Wharton to enact foreign language requirement in '91

(04/17/90 9:00am)

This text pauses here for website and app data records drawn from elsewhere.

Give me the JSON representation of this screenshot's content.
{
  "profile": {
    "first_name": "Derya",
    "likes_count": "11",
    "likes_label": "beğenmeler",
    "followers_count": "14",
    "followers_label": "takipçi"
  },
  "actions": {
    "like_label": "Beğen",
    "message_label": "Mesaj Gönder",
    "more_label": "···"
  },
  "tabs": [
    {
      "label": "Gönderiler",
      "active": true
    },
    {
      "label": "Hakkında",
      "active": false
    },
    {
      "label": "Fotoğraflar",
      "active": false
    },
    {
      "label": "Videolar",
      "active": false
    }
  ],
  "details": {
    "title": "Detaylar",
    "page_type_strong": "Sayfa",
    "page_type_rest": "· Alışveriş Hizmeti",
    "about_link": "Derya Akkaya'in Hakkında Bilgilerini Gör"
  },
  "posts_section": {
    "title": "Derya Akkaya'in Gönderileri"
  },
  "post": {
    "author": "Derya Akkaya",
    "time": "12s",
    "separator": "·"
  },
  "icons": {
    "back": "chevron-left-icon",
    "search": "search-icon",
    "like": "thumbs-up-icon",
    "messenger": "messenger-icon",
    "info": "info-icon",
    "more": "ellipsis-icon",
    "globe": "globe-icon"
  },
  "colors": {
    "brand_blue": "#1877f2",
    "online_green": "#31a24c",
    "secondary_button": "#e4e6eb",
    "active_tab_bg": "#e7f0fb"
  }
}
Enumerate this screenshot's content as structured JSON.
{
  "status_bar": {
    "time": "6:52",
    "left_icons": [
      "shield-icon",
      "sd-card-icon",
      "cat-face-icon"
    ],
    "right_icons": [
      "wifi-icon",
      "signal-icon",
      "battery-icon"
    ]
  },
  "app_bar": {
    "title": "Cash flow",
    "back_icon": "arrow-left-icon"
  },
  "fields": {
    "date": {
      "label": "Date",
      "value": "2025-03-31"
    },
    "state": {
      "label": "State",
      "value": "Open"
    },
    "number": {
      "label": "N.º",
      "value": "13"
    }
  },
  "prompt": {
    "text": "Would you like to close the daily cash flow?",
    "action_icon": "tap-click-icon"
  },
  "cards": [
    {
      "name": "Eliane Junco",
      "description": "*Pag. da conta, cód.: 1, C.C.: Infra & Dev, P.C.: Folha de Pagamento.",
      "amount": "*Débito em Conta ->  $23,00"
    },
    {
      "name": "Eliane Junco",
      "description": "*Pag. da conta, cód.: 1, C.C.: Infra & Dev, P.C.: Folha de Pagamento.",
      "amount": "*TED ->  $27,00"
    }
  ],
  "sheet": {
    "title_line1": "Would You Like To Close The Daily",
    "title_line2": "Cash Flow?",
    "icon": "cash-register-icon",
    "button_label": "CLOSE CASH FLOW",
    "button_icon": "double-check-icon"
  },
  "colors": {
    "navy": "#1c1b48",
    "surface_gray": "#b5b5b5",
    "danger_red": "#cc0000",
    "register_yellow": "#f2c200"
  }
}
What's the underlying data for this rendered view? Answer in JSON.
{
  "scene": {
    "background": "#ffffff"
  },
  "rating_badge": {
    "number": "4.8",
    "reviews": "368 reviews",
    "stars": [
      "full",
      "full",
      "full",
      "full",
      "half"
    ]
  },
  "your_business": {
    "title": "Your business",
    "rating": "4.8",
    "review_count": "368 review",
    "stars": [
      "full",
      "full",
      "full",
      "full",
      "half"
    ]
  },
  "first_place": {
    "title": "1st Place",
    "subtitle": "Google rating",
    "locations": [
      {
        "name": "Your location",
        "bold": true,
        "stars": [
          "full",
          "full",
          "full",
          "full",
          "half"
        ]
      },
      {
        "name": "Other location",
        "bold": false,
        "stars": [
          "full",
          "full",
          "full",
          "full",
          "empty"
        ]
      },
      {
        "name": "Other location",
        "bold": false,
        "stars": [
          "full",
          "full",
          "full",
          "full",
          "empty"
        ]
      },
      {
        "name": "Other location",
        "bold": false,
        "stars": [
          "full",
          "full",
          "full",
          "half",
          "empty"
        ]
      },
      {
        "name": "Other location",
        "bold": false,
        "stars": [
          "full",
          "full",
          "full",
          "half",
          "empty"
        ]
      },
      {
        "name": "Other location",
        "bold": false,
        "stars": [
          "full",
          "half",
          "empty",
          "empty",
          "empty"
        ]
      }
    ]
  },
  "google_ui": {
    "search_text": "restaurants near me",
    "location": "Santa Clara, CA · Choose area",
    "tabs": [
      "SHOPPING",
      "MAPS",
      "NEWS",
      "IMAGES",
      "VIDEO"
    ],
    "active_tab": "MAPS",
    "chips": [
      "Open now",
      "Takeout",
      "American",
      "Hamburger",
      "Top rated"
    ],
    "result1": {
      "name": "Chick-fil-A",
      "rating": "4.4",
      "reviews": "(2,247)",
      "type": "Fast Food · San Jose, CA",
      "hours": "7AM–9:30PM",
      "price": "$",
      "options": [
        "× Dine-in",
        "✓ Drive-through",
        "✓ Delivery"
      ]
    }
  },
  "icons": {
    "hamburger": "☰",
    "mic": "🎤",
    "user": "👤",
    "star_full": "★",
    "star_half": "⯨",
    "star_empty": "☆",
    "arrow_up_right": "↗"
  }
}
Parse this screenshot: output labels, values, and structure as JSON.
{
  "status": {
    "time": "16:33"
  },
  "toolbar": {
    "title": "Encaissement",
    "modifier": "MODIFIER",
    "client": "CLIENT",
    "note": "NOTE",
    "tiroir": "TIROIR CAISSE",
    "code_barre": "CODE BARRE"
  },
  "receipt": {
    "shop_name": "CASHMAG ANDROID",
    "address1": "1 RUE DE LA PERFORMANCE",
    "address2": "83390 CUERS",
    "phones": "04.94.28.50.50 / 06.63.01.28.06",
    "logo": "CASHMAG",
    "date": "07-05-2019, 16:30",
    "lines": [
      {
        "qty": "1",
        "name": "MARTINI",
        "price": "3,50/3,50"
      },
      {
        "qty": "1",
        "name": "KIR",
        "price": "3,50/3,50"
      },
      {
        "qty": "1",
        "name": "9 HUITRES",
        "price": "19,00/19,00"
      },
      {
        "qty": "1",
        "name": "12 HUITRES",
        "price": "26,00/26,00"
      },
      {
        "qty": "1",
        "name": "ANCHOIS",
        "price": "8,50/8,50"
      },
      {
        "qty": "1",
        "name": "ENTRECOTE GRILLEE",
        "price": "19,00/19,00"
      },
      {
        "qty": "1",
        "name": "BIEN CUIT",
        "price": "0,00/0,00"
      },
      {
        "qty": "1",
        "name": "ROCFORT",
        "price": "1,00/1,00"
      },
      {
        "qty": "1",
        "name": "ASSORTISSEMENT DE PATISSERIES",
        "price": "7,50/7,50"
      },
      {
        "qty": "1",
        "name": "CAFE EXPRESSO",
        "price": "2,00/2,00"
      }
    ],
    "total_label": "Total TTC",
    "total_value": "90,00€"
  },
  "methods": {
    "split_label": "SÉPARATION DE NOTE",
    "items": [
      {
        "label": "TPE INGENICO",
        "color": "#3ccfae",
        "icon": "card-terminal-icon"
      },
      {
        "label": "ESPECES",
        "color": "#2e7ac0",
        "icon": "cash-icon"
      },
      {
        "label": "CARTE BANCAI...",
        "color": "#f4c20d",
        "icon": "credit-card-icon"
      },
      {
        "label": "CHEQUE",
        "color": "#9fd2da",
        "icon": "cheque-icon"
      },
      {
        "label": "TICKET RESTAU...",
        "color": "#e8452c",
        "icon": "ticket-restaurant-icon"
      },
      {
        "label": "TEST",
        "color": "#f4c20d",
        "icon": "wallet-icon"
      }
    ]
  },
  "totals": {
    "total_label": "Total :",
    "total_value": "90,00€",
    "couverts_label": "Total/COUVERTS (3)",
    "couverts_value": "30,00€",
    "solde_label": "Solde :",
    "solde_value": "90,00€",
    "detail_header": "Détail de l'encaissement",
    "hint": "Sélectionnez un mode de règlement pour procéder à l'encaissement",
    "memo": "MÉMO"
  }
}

Wharton faculty members overwhelmingly approved sweeping changes in the school's undergraduate curriculum yesterday, including a foreign language requirement, which are designed to integrate business and humanities education. The vote followed an hour-long debate over implementing a language requirement and limiting the number of courses students can take in any one Wharton department. Faculty also voted to create a distributional requirements system similar to the School of Arts and Sciences General Requirement, and to require students to take four courses in a new sector which combines business and social issues. Undergraduate Curriculum Committee Chairperson Arnold Rosoff said yesterday that faculty members insisted that the curriculum changes include the foreign language requirement although that proposal was not included in the committee's original report. The faculty called on curriculum committee members to reconvene in the fall to determine the specifics of the requirement. The proposals will be implemented in the fall of 1991 and will not affect current students. According to Rosoff, the faculty voted to allow students to take up to eight courses in any one department, going against another committee recommendation that would have prohibited students from taking more than six courses. The associate legal studies professor said that by increasing the limit, faculty members were "waiving the banner of student freedom of choice." "The committee's decision to propose a six-course limit was an attempt to force diversity," Rosoff said. "We thought that students would be too narrow if they could take eight courses in one department." The faculty approved most other changes proposed by the committee, which began work in the fall of 1988. The new curriculum will require students to take four classes in a newly created course area focusing on "The Environment of Business." The courses in the new area combine business topics and current societal issues and will be added to Wharton's current business and general studies requirements. The proposal for creating the new business environment area divides the category into three sectors -- the societal environment, the global environment and the organizational environment. Wharton students would take two out of three courses offered in the societal environment sector, one course in the global environment sector and one course in the organizational environmental sector. They also approved the proposal for the distributional system, which will require students to take two courses in a Society sector, two courses in a History and Tradition area, two courses in an Arts and Letters sector, and one course each in the Physical World, the Living World, and the Formal Reasoning and Logic sectors. Further curricular changes will include reducing the number of required business courses from nine to six. Rosoff said that despite calls from some faculty members to increase the number of courses needed for graduation, the requirement will remain at 36. Rosoff said that the changes will broaden undergraduate education and will not allow students to concentrate solely on business courses. "The curriculum was designed in an attempt to recognize that the Wharton undergraduate program is a pre-professional program," Rosoff said. "What we're aiming for is to give students a good, solid, general education with an emphasis on business -- not a business education. Within the constraints of available resources, the proposal does that." Associate Management Professor Charles Perry last night lauded the committee's attempt to broaden and internationalize the curriculum, but added that he has mixed feelings about the foreign language requirement. "The requirement will give an advantage to students who have had some exposure to foreign language in high schools, [but] the requirement may limit some potentially bright applicants," Perry said.